By now, most people have seen the photo of a beaming Dick Cheney and his wife, Lynne, holding their newborn grandson, Samuel. Baby Samuel was born on May 23 to the Cheneys' lesbian daughter, Mary, and her partner, Heather Poe. By all accounts, Dick Cheney and Mary are very close, and there's no reason to suspect that the love evident in that photo is anything but genuine.
Yet while I'm happy for the Cheneys and for Poe, every time I see that photo, I'm struck by an incredible irony. At the same time that Dick Cheney is celebrating this joyous family event, his boss -- President Bush -- and their cronies in the Senate are pushing for the confirmation of a federal judicial nominee who appears to think that being gay is a "choice," and that one of the legally acceptable consequences of this "choice" is the possibility of having your child taken away from you.
Leslie Southwick, the President's pick for a lifetime seat on the United States Court of Appeals for the Fifth Circuit, used to be a judge on the Mississippi Court of Appeals. In that position, he joined a decision, over a strong dissent, upholding a chancellor's ruling taking custody of an eight-year-old girl away from her birth mother, in large measure because the mother was living with another woman in a "lesbian home."
Southwick went even further and also joined a gratuitously anti-gay concurring opinion extolling Mississippi's right, under "the principles of Federalism," to treat gay men and lesbians like second-class citizens. The concurring opinion suggests that sexual orientation is a choice, and states that while "any adult may choose any activity in which to engage . . . such person is not thereby relieved of the consequences of his or her choice," in this case, losing one's child.
Southwick's record is not only bad on gay people (or, in his words, "homosexual individuals"), it's also bad on the rights of African Americans and workers. In one case, and again over harsh dissents, Southwick joined an opinion upholding the reinstatement without any disciplinary action of a white state employee who had been fired for calling a co-worker a "good ole nigger." The ruling was unanimously reversed by the Mississippi Supreme Court, hardly a bastion of liberal judges.

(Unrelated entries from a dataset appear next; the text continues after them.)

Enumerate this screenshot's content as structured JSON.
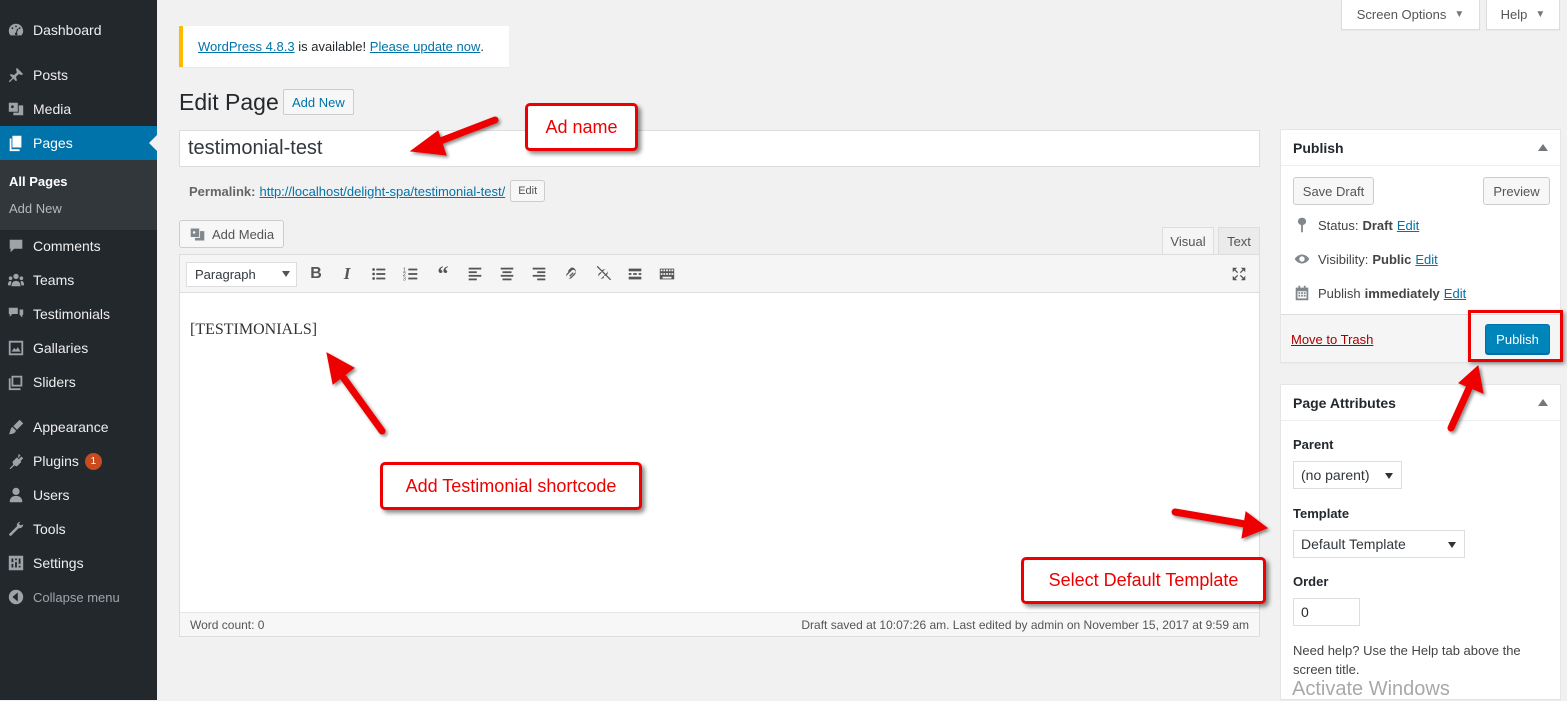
{
  "sidebar": {
    "items": [
      {
        "label": "Dashboard",
        "icon": "dashboard-icon"
      },
      {
        "label": "Posts",
        "icon": "pin-icon"
      },
      {
        "label": "Media",
        "icon": "media-icon"
      },
      {
        "label": "Pages",
        "icon": "pages-icon"
      },
      {
        "label": "Comments",
        "icon": "comment-icon"
      },
      {
        "label": "Teams",
        "icon": "groups-icon"
      },
      {
        "label": "Testimonials",
        "icon": "testimonial-icon"
      },
      {
        "label": "Gallaries",
        "icon": "gallery-icon"
      },
      {
        "label": "Sliders",
        "icon": "slides-icon"
      },
      {
        "label": "Appearance",
        "icon": "brush-icon"
      },
      {
        "label": "Plugins",
        "icon": "plugin-icon",
        "badge": "1"
      },
      {
        "label": "Users",
        "icon": "user-icon"
      },
      {
        "label": "Tools",
        "icon": "wrench-icon"
      },
      {
        "label": "Settings",
        "icon": "settings-icon"
      }
    ],
    "submenu": {
      "all_pages": "All Pages",
      "add_new": "Add New"
    },
    "collapse": "Collapse menu"
  },
  "top": {
    "screen_options": "Screen Options",
    "help": "Help"
  },
  "notice": {
    "version_link": "WordPress 4.8.3",
    "middle": "is available!",
    "update_link": "Please update now",
    "end": "."
  },
  "header": {
    "title": "Edit Page",
    "add_new": "Add New"
  },
  "post": {
    "title": "testimonial-test",
    "permalink_label": "Permalink:",
    "permalink_base": "http://localhost/delight-spa/",
    "permalink_slug": "testimonial-test",
    "permalink_end": "/",
    "edit_label": "Edit"
  },
  "editor": {
    "add_media": "Add Media",
    "tab_visual": "Visual",
    "tab_text": "Text",
    "format": "Paragraph",
    "content": "[TESTIMONIALS]",
    "word_count": "Word count: 0",
    "last_saved": "Draft saved at 10:07:26 am. Last edited by admin on November 15, 2017 at 9:59 am"
  },
  "publish": {
    "title": "Publish",
    "save_draft": "Save Draft",
    "preview": "Preview",
    "status_label": "Status:",
    "status_value": "Draft",
    "visibility_label": "Visibility:",
    "visibility_value": "Public",
    "publish_label": "Publish",
    "publish_value": "immediately",
    "edit": "Edit",
    "trash": "Move to Trash",
    "publish_button": "Publish"
  },
  "attributes": {
    "title": "Page Attributes",
    "parent_label": "Parent",
    "parent_value": "(no parent)",
    "template_label": "Template",
    "template_value": "Default Template",
    "order_label": "Order",
    "order_value": "0",
    "help": "Need help? Use the Help tab above the screen title."
  },
  "annotations": {
    "ad_name": "Ad name",
    "shortcode": "Add Testimonial shortcode",
    "template": "Select Default Template"
  },
  "watermark": "Activate Windows",
  "colors": {
    "sidebar": "#23282d",
    "active": "#0073aa",
    "annotation": "#e00000",
    "publish": "#0085ba"
  }
}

Southwick's record is so disturbing that his confirmation to the Fifth Circuit is opposed by such groups as the NAACP of Mississippi, the Magnolia Bar Association (the African American bar of Mississippi), the Human Rights Campaign, the Congressional Black Caucus, the National Employment Lawyers Association, the Alliance for Justice, and People For the American Way.
Baby Samuel Cheney can't afford to have Leslie Southwick on a federal court for the remainder of his life, and neither can the rest of America.
If you agree, the Senators on the Judiciary Committee need to hear from you now.
More information about Leslie Southwick's record can be found here